| Exercise |
Scan the lines below for "Output" and copy the matches.
**** Available records ****
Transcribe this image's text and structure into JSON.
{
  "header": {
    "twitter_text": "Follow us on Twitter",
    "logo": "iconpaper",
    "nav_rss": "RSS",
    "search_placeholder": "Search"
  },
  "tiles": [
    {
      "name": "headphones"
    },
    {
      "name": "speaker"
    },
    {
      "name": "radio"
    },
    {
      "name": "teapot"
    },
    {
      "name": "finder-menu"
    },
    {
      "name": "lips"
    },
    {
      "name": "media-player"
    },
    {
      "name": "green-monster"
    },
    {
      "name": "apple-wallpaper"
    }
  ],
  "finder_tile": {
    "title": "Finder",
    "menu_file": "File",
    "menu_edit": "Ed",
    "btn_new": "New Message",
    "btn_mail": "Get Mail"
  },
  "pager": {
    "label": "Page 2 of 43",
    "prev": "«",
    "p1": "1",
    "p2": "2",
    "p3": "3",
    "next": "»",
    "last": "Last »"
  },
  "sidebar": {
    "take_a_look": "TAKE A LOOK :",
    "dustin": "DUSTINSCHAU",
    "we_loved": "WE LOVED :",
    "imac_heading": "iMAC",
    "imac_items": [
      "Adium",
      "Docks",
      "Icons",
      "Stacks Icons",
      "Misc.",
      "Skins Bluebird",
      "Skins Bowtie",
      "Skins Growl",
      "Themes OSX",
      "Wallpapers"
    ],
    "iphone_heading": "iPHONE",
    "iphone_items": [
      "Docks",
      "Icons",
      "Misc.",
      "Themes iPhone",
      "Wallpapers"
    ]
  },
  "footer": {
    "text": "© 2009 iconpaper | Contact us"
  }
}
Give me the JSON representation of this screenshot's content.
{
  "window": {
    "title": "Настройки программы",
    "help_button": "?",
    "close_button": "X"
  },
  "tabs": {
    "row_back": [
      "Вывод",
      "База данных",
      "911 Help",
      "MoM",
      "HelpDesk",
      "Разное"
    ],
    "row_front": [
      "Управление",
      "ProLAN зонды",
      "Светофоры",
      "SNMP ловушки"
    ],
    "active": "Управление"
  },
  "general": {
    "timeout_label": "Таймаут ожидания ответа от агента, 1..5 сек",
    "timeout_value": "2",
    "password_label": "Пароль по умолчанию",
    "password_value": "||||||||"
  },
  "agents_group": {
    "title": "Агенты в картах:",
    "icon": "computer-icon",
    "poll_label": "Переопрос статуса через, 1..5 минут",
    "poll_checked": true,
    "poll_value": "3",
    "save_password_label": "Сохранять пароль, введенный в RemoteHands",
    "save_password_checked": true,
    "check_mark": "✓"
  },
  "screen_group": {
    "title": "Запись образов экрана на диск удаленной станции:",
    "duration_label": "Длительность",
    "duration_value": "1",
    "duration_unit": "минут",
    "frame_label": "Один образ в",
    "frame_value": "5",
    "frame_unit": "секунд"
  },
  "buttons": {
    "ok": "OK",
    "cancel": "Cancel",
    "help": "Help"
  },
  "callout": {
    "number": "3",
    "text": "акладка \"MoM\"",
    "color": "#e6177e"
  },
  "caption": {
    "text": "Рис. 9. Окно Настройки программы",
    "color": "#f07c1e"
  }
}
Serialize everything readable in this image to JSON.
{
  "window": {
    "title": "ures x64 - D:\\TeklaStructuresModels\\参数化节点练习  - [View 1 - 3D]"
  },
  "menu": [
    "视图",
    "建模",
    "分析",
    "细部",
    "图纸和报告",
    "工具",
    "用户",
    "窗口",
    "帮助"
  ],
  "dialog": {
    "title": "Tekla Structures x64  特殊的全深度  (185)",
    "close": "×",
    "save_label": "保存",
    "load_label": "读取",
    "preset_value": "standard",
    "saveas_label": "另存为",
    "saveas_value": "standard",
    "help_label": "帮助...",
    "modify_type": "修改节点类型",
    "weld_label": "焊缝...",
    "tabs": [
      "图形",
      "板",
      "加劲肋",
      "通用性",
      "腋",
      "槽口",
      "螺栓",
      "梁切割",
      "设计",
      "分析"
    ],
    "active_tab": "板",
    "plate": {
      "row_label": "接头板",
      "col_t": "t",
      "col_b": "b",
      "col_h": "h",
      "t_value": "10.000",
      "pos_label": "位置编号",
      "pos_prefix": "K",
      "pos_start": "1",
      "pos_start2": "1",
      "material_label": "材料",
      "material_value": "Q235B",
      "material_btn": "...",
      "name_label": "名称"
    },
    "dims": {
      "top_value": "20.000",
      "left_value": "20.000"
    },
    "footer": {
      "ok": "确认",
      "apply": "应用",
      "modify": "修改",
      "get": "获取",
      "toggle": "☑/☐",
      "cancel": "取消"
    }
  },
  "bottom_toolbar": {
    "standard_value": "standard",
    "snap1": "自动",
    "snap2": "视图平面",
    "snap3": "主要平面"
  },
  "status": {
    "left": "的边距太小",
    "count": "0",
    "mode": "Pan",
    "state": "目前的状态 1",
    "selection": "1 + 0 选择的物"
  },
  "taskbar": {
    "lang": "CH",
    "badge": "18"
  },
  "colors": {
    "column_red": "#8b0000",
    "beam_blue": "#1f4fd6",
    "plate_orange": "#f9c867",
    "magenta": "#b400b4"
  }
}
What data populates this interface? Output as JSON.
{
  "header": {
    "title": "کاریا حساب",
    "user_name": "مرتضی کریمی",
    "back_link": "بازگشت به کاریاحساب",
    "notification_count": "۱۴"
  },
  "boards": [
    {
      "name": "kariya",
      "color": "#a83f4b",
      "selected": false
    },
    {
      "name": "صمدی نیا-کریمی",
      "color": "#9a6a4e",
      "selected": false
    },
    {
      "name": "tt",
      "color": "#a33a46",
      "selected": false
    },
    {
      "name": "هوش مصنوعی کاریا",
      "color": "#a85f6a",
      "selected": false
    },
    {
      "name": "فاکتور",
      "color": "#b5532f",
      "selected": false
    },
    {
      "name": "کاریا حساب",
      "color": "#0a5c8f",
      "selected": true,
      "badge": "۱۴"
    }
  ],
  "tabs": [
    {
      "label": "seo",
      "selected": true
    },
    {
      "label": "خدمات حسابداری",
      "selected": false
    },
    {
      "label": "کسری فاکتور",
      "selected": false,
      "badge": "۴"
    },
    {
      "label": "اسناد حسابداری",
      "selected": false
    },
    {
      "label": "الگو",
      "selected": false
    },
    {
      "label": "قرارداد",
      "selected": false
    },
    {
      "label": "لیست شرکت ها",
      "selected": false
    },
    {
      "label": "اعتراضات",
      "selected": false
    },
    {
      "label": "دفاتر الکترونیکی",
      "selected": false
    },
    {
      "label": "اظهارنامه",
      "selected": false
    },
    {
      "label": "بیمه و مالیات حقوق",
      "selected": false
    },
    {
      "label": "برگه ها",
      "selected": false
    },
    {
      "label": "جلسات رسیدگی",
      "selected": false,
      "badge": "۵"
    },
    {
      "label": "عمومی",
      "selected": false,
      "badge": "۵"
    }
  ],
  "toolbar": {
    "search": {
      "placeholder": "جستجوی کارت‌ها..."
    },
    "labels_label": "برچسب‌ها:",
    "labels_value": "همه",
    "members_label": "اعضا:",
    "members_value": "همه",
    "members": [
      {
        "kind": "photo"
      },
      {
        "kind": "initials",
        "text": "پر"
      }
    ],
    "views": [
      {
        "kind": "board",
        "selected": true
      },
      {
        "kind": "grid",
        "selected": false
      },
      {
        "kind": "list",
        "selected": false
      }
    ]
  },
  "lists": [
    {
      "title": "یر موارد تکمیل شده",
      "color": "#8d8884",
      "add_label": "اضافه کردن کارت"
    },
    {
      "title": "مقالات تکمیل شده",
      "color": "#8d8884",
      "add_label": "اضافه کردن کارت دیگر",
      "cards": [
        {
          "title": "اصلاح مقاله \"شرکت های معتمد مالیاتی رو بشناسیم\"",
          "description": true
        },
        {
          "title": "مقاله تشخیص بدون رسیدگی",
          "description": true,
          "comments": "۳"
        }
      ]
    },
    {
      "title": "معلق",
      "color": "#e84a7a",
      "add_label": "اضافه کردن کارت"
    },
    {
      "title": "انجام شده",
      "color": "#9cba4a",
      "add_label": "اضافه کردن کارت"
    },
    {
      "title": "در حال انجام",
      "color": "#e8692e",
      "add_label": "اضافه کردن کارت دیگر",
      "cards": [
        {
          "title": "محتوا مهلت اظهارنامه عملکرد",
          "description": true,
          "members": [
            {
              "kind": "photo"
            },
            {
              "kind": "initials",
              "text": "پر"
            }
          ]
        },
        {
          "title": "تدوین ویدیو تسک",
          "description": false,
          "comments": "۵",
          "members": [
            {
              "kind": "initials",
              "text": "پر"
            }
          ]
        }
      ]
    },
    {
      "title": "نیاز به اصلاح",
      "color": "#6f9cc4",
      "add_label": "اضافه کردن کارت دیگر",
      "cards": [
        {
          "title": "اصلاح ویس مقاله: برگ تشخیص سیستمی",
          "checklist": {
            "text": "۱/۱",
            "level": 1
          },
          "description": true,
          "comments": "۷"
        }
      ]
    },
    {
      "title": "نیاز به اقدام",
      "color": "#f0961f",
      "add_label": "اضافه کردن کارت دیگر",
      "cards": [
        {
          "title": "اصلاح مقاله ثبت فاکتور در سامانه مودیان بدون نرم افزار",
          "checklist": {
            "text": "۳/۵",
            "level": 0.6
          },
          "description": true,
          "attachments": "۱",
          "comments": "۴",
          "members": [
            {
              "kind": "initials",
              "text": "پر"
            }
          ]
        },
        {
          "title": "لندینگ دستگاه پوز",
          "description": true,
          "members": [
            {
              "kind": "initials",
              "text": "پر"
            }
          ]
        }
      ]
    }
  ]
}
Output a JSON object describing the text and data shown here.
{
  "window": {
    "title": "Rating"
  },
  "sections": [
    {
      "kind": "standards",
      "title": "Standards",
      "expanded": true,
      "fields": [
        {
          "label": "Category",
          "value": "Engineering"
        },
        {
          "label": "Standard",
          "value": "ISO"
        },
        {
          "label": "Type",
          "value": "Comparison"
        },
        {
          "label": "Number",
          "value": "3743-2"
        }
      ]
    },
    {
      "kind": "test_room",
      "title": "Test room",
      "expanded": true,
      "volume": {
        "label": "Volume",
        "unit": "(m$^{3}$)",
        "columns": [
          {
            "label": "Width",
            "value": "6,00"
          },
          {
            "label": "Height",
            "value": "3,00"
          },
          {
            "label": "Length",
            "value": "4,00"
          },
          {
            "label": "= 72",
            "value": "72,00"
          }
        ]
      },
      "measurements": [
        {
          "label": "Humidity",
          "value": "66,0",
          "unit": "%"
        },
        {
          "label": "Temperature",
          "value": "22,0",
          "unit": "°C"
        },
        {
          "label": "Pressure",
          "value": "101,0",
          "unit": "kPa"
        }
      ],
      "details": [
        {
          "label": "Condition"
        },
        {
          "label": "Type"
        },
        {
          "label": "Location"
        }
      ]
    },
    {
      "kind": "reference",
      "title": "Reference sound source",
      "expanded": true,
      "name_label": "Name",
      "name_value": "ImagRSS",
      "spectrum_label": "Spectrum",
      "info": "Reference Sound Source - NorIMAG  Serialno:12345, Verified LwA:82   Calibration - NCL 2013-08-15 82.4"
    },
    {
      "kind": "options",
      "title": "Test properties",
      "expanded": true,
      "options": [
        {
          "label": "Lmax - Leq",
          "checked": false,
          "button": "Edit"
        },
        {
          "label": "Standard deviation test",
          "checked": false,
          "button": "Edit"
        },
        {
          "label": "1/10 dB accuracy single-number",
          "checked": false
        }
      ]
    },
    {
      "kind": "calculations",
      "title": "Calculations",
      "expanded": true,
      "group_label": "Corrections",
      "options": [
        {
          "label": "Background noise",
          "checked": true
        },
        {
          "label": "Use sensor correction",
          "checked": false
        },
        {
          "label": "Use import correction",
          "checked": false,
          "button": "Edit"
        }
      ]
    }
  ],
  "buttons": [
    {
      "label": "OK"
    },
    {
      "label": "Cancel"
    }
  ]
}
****
| Task response |
What data populates this interface? Output as JSON.
Output a JSON object describing the text and data shown here.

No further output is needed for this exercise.